## TASK DESCRIPTION
Scan the records below, and wherever a line has the word "Limit", pull it out.

## EXERCISE INPUT
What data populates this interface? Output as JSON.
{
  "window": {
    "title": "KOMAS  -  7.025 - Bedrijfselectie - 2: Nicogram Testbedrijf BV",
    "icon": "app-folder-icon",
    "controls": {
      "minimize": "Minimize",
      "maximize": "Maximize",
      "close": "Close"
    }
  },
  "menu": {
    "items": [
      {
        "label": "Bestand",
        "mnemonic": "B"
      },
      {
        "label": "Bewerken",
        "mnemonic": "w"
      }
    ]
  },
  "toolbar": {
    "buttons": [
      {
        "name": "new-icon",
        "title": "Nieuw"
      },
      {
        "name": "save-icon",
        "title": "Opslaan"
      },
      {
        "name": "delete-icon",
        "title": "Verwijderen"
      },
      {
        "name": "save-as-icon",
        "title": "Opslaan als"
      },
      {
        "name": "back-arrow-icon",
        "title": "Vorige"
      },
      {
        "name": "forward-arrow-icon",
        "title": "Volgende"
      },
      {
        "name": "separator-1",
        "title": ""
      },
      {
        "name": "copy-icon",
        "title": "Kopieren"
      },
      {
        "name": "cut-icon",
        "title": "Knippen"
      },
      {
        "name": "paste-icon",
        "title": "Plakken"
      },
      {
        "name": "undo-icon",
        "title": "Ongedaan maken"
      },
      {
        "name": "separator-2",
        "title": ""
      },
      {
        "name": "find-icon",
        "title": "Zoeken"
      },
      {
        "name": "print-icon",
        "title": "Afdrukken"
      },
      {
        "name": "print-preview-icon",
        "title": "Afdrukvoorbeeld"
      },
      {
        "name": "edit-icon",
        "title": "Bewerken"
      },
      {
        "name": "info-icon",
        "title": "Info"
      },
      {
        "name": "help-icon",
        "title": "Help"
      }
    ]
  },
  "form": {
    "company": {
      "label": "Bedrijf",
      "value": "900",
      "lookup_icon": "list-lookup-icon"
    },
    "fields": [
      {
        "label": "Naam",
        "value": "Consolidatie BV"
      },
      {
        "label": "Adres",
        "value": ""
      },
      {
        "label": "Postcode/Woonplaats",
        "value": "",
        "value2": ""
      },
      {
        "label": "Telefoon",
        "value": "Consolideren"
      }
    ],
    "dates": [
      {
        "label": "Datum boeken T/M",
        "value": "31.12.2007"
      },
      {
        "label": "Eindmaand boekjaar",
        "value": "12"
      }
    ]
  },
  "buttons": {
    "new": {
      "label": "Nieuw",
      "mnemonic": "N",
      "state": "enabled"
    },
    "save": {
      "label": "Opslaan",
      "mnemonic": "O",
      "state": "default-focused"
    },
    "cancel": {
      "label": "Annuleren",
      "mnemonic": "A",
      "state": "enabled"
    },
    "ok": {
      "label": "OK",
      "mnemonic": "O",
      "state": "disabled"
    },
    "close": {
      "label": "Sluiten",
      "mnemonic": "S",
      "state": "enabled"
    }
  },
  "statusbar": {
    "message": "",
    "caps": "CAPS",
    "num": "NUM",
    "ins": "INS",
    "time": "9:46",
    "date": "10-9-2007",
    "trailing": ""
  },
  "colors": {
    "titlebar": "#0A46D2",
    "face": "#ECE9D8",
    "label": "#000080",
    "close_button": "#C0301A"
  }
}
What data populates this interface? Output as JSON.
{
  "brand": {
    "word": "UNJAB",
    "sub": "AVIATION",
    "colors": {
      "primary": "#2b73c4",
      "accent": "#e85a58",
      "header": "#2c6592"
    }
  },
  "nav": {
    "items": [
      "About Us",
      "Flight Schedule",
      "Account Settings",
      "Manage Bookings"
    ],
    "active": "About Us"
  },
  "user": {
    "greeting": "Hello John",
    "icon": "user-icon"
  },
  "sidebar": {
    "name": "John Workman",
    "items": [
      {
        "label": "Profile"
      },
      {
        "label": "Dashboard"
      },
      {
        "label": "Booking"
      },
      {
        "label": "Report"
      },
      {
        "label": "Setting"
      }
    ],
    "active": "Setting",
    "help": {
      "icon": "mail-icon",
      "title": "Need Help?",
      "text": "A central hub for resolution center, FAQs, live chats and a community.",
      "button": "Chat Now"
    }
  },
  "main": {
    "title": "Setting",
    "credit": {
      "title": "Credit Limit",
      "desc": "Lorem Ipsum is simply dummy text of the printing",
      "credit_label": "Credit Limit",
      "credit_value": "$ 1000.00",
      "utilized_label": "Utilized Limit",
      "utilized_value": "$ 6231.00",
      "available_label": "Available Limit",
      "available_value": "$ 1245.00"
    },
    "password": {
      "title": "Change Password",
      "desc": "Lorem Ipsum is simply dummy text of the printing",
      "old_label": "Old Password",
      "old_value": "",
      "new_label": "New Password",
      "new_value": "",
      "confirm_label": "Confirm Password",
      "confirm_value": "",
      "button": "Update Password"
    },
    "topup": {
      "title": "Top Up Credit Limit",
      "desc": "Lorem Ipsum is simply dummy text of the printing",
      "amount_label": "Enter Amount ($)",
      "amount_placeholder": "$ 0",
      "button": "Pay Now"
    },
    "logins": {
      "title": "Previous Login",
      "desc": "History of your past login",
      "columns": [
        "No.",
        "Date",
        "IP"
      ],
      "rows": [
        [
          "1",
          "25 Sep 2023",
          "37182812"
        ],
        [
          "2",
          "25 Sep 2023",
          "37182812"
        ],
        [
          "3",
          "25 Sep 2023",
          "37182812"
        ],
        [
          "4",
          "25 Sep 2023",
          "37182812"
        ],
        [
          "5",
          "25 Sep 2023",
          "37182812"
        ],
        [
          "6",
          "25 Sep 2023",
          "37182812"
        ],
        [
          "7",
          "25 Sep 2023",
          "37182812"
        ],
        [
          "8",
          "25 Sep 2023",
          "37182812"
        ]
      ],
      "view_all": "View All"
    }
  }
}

## OUTPUT FOR THIS TASK
      "title": "Credit Limit",
      "credit_label": "Credit Limit",
      "utilized_label": "Utilized Limit",
      "available_label": "Available Limit",
      "title": "Top Up Credit Limit",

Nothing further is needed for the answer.